WashREIT, the owner of dozens of commercial and multifamily properties in the D.C. area, continues to face headwinds from the coronavirus pandemic, but it sees D.C. as a resilient market with opportunities for growth in the coming months.

WashREIT CEO Paul McDermott and Boston Properties' Senior Executive Vice President Ray Ritchey at Bisnow's 2018 D.C. State of the Market

The D.C.-based REIT, in its its Q3 earnings release Thursday evening, reported a quarterly net loss of $1M. This comes after it reported a $5.4M loss in Q2. 

Its same-store net operating income declined 4.9% from the third quarter of 2019. WashREIT attributed the decrease to lower commercial parking income and expected move-outs in its office portfolio, and to lower average apartment occupancy and lost apartment fees caused by the pandemic. 

WashREIT CEO Paul McDermott said on the earnings call Thursday morning its results were in line with expectations. 

"Our portfolio continues to demonstrate strong, stable credit performance as we absorb the near-term economic impact of the pandemic," McDermott said. "While uncertainty remains regarding how protracted this economic downturn will be, we remain well-positioned to bolster our long-term strategic growth plans once the operating environment improves."

The REIT said it has collected 99% of rent from multifamily tenants, 97% of rent from office tenants and 88% from retail tenants. It has deferred $60K in multifamily rents, $1.4M in office rents and $1M in retail rents.

The apartment market in the D.C. suburbs has been stronger than it has been downtown, WashREIT said. Its effective rents in the suburbs increased 0.2% last quarter, while urban rents declined 4.6%. 

Last year, WashREIT acquired a portfolio of 2,000 apartments in the Northern Virginia and Maryland suburbs, and it sold eight retail centers totaling over 1.6M SF, a shift it said has helped keep its portfolio stable this year. 

"Our suburban multifamily portfolio, which we acquired last year, has performed very well as the preference for extra space, value and access to high-quality schools offered in our suburban markets, combined with a reduction in the perceived benefit of city living during the pandemic, has the rare opportunity to continue to grow rents in our suburban assets despite challenging market conditions," McDermott said. 

The Trove apartment building at 1201 South Ross St. in Arlington.

In the first quarter of this year, WashREIT delivered a 401-unit apartment building in Arlington.
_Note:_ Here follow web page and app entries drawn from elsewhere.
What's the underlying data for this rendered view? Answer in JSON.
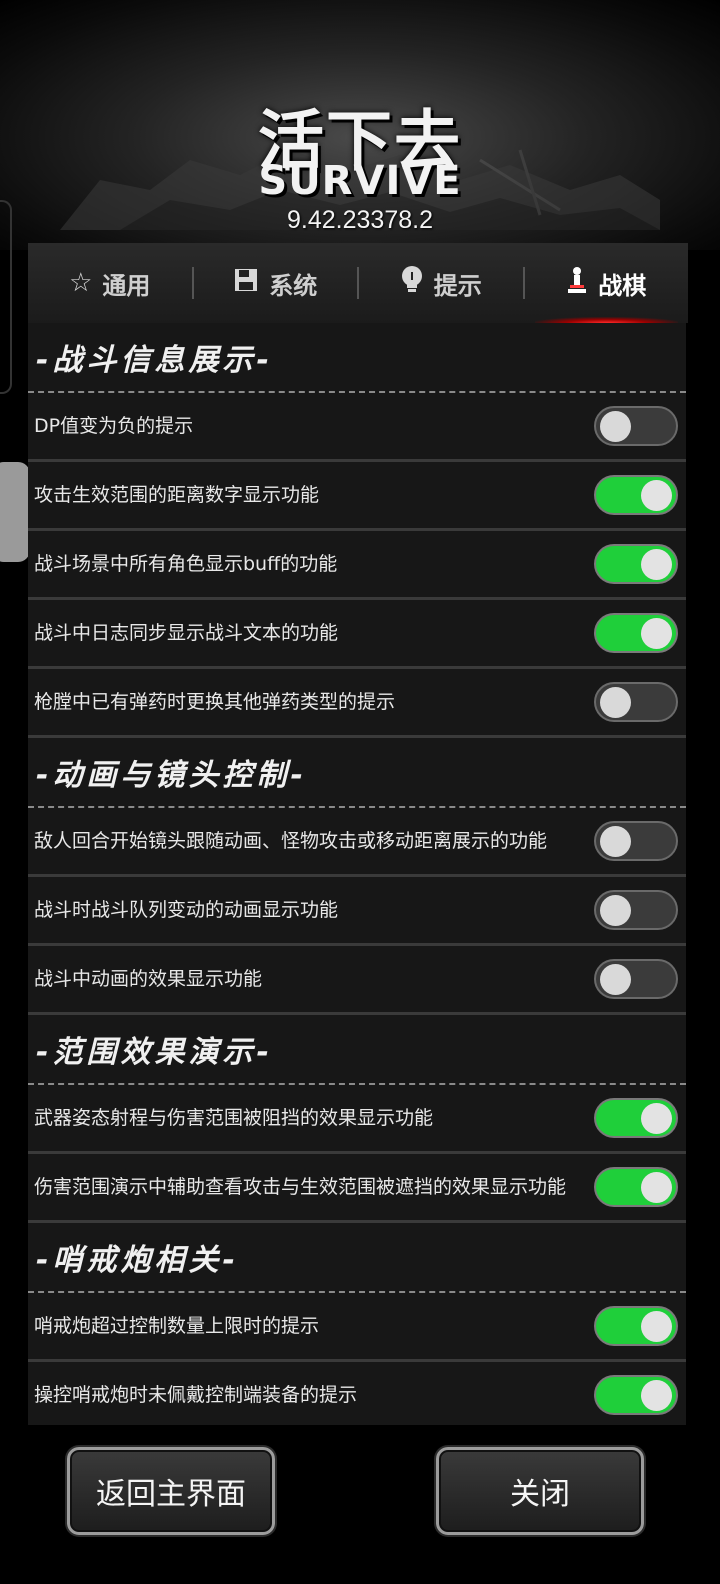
{
  "header": {
    "logo_cn": "活下去",
    "logo_en": "SURVIVE",
    "version": "9.42.23378.2"
  },
  "tabs": [
    {
      "label": "通用",
      "icon": "star-icon",
      "active": false
    },
    {
      "label": "系统",
      "icon": "save-disk-icon",
      "active": false
    },
    {
      "label": "提示",
      "icon": "lightbulb-icon",
      "active": false
    },
    {
      "label": "战棋",
      "icon": "chess-pawn-icon",
      "active": true
    }
  ],
  "sections": [
    {
      "title": "-战斗信息展示-",
      "items": [
        {
          "label": "DP值变为负的提示",
          "on": false
        },
        {
          "label": "攻击生效范围的距离数字显示功能",
          "on": true
        },
        {
          "label": "战斗场景中所有角色显示buff的功能",
          "on": true
        },
        {
          "label": "战斗中日志同步显示战斗文本的功能",
          "on": true
        },
        {
          "label": "枪膛中已有弹药时更换其他弹药类型的提示",
          "on": false
        }
      ]
    },
    {
      "title": "-动画与镜头控制-",
      "items": [
        {
          "label": "敌人回合开始镜头跟随动画、怪物攻击或移动距离展示的功能",
          "on": false
        },
        {
          "label": "战斗时战斗队列变动的动画显示功能",
          "on": false
        },
        {
          "label": "战斗中动画的效果显示功能",
          "on": false
        }
      ]
    },
    {
      "title": "-范围效果演示-",
      "items": [
        {
          "label": "武器姿态射程与伤害范围被阻挡的效果显示功能",
          "on": true
        },
        {
          "label": "伤害范围演示中辅助查看攻击与生效范围被遮挡的效果显示功能",
          "on": true
        }
      ]
    },
    {
      "title": "-哨戒炮相关-",
      "items": [
        {
          "label": "哨戒炮超过控制数量上限时的提示",
          "on": true
        },
        {
          "label": "操控哨戒炮时未佩戴控制端装备的提示",
          "on": true
        }
      ]
    }
  ],
  "buttons": {
    "home": "返回主界面",
    "close": "关闭"
  },
  "colors": {
    "toggle_on": "#1fcf3a",
    "toggle_off": "#3b3b3b",
    "tab_accent": "#ff2a2a"
  }
}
The building, branded as Trove, has leased up slower than expected because the pandemic brought in-person touring to a halt.
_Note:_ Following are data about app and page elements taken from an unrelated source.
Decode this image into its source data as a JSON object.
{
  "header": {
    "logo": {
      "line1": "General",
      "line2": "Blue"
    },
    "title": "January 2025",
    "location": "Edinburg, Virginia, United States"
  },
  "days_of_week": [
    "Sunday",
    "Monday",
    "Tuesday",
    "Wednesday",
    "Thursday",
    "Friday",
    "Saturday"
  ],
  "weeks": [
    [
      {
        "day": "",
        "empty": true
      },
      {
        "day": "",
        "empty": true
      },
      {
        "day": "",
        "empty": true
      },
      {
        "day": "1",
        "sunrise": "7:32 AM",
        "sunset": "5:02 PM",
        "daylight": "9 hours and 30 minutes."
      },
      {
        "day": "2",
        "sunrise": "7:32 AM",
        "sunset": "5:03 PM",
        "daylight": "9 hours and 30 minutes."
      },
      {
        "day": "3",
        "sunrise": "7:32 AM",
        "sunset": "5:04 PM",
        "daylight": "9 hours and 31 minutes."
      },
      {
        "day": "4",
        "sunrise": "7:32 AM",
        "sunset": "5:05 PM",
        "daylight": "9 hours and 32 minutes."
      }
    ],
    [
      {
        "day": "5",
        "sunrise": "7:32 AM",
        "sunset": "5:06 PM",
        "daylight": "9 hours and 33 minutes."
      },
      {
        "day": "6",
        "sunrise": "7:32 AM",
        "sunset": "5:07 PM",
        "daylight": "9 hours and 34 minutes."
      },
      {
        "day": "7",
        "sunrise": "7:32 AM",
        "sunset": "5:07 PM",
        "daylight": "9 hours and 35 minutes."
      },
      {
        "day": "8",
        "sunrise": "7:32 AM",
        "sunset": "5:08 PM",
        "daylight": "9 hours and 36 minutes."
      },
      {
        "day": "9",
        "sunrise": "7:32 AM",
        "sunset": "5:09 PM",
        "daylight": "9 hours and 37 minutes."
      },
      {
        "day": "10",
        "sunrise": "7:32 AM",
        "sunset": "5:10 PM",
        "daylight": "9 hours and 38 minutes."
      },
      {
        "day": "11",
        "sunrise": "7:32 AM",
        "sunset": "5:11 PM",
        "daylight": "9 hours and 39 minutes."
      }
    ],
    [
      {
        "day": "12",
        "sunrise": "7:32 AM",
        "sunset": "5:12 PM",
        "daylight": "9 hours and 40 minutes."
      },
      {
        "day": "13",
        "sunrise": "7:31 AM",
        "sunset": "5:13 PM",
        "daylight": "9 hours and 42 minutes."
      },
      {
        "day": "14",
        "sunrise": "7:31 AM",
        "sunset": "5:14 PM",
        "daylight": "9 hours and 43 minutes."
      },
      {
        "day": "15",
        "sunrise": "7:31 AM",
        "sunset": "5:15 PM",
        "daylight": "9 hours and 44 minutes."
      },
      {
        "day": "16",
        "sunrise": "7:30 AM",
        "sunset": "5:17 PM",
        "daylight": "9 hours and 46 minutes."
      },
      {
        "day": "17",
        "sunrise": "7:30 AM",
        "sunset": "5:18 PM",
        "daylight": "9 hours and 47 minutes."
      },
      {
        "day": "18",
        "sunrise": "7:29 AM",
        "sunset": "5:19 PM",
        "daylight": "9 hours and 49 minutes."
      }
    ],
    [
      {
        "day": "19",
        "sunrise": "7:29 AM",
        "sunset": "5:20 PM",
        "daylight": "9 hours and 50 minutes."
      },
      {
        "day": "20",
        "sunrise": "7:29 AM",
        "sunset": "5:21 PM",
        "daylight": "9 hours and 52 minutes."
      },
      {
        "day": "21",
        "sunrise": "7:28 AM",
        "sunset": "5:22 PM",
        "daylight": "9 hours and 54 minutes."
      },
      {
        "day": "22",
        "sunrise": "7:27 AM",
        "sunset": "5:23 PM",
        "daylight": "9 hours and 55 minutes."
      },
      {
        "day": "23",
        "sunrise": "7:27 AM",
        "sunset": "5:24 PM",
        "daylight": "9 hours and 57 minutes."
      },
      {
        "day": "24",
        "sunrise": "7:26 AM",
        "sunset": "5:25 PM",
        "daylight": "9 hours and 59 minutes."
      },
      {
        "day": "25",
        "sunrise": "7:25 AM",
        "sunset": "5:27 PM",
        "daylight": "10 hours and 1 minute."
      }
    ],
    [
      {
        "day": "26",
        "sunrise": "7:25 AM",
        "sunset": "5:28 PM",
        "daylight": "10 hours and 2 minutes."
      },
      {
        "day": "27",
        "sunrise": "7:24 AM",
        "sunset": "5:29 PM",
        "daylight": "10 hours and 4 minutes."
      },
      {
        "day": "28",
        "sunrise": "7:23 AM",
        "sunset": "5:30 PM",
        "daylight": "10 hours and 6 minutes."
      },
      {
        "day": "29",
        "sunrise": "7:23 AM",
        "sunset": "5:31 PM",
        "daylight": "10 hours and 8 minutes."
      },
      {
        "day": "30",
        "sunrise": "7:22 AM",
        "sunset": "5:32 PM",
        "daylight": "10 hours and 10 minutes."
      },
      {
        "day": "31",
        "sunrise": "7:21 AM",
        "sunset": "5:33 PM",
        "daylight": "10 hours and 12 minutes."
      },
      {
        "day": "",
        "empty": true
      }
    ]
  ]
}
The REIT pushed its expectation for the building's stabilization from Q4 2021 to Q1 2022. It said it expects to incur a loss of $400K to $500K this year from the asset. 

WashREIT said it expects the D.C.-area economy to remain stable during the pandemic because it has many sectors that have not been hit hard by the crisis. It said 56% of its office tenants are in professional and business services, government or information sector jobs, and 45% of its multifamily residents work in those sectors.

"Our portfolio and economy continue to show resilience," McDermott said. "We attribute our strong collection performance to the fact that the composition of our office tenants, and the employers of our multifamily residents, are concentrated in industry sectors that have experienced the lowest job losses."

WashREIT said it sees an opportunity for new growth in the region's office market if Tuesday's election results in alignment between the White House and Congress

Former Vice President Joe Biden has maintained a lead in national and swing-state polling, and the Democrats are more likely to win the Senate and take control of both congressional chambers, according to FiveThirtyEight.

The D.C. office market remains heavily impacted by the federal government and related industries such as contractors, lobbyists and law firms, and research has shown same-party control leads to more leasing activity from those sectors. McDermott said he would expect more office absorption if the same party takes control of the White House and Congress. 

"Washington has a potential catalyst if the results bring alignment between the executive and legislative branches of government," McDermott said. "While we're not relying on this result, it would represent a unique catalyst to the D.C. office market among all other gateway markets." 

Related Topics: Paul McDermott, WashREIT